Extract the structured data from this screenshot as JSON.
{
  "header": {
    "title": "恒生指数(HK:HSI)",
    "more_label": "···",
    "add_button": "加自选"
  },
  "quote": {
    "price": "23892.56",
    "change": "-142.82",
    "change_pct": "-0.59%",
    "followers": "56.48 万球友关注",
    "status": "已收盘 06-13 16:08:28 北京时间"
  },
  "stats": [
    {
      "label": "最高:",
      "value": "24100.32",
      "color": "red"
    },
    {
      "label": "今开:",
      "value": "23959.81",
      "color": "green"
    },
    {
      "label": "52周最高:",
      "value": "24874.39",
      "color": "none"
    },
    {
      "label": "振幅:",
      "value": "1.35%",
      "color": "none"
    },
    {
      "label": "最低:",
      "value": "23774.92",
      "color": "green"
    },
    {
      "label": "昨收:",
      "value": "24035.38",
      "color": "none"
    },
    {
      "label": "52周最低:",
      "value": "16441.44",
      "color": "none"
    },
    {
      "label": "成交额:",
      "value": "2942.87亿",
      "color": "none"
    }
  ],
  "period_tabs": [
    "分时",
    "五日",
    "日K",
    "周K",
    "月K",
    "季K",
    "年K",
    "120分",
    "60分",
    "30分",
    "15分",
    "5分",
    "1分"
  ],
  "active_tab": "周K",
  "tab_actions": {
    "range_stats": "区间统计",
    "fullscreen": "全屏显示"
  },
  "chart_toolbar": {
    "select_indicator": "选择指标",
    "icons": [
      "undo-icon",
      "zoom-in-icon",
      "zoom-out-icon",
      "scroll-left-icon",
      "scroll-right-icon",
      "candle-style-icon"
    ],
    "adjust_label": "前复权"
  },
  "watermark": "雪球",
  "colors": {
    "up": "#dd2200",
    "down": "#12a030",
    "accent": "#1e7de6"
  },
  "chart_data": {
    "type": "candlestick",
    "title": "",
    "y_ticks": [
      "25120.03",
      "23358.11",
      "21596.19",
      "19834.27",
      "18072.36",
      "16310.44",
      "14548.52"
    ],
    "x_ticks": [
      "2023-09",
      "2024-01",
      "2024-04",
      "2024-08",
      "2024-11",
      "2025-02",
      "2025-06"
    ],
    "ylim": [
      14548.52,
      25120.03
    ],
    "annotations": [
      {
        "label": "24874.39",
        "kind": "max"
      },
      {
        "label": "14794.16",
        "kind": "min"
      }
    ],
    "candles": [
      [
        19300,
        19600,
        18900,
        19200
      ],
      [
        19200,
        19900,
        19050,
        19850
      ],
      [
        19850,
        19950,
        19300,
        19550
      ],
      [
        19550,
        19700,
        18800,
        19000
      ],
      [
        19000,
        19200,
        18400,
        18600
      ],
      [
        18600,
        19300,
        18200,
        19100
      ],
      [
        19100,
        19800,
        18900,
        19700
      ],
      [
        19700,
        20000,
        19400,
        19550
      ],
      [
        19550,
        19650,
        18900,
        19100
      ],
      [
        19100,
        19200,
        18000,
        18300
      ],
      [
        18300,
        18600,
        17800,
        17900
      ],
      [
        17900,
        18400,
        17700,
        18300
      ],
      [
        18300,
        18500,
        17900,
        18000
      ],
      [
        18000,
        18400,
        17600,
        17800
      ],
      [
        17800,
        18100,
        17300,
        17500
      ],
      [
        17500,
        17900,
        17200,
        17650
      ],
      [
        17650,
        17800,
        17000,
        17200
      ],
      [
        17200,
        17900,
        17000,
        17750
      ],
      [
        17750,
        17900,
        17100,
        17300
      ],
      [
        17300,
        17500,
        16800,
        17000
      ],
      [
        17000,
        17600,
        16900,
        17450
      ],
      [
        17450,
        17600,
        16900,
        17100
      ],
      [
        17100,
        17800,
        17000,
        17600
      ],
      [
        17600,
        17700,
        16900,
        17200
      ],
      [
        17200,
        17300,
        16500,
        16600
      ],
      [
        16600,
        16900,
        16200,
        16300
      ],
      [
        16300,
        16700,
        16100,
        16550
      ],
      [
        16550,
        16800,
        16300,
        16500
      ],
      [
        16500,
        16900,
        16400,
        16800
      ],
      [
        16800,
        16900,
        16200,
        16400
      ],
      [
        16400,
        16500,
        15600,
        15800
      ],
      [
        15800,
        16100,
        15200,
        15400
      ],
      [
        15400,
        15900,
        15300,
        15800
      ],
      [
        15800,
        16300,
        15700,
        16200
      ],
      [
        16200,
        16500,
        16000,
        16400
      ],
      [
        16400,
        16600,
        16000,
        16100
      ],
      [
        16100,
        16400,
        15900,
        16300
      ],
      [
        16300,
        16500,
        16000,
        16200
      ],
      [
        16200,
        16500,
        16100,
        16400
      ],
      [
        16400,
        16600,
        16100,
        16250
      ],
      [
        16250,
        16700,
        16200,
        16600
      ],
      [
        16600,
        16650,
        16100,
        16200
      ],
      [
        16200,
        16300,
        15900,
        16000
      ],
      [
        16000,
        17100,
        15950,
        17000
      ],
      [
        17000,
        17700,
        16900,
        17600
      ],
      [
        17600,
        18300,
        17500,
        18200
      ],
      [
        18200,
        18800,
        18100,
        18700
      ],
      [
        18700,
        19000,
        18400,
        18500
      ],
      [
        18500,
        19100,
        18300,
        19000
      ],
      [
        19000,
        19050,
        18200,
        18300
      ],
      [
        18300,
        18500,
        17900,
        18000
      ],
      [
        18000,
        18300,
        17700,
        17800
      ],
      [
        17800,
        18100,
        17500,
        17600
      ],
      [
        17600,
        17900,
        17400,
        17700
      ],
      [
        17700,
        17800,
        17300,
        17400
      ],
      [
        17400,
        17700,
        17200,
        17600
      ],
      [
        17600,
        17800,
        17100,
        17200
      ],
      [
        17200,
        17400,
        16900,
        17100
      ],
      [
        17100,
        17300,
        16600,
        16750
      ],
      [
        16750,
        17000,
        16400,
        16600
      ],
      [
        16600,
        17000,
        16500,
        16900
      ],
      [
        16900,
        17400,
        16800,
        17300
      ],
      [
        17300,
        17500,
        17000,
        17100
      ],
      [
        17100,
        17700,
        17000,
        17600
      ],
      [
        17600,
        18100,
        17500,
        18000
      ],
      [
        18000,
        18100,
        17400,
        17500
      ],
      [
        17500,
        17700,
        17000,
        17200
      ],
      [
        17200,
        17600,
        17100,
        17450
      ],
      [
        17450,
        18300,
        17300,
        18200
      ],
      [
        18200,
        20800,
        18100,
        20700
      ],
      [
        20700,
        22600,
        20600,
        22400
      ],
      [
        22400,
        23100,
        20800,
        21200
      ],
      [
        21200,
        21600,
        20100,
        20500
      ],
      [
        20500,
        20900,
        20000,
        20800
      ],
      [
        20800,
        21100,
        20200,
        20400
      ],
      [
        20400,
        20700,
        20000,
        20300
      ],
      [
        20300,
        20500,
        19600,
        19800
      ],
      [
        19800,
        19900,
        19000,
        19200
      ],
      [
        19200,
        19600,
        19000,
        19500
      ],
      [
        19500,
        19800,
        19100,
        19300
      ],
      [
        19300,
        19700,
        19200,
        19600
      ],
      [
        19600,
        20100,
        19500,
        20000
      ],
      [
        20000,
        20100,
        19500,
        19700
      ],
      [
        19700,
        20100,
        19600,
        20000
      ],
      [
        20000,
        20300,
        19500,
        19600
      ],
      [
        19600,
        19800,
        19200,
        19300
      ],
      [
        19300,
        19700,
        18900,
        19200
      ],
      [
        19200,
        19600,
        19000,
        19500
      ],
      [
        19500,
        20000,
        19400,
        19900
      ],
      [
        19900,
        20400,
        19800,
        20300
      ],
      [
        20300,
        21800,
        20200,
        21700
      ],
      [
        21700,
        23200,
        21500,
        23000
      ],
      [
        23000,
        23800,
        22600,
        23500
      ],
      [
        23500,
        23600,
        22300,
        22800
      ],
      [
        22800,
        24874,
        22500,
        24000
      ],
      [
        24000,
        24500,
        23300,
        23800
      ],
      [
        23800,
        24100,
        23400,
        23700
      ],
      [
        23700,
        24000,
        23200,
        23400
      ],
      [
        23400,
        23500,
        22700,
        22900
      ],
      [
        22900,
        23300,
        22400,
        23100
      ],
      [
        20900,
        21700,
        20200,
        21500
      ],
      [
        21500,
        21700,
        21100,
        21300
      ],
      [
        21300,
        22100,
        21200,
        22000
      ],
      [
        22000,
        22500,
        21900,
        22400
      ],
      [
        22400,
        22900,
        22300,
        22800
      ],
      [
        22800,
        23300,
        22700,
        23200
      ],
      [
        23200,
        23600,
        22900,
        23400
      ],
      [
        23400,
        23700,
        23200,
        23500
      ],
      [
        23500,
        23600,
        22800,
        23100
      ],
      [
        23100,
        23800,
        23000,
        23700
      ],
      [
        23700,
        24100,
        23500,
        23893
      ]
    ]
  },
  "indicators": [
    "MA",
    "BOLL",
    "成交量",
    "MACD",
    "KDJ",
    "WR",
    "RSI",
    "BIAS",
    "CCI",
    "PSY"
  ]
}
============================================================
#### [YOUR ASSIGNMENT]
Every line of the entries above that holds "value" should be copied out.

#### [SOLUTION TO THE PROBLEM]
      "value": "24100.32",
      "value": "23959.81",
      "value": "24874.39",
      "value": "1.35%",
      "value": "23774.92",
      "value": "24035.38",
      "value": "16441.44",
      "value": "2942.87亿",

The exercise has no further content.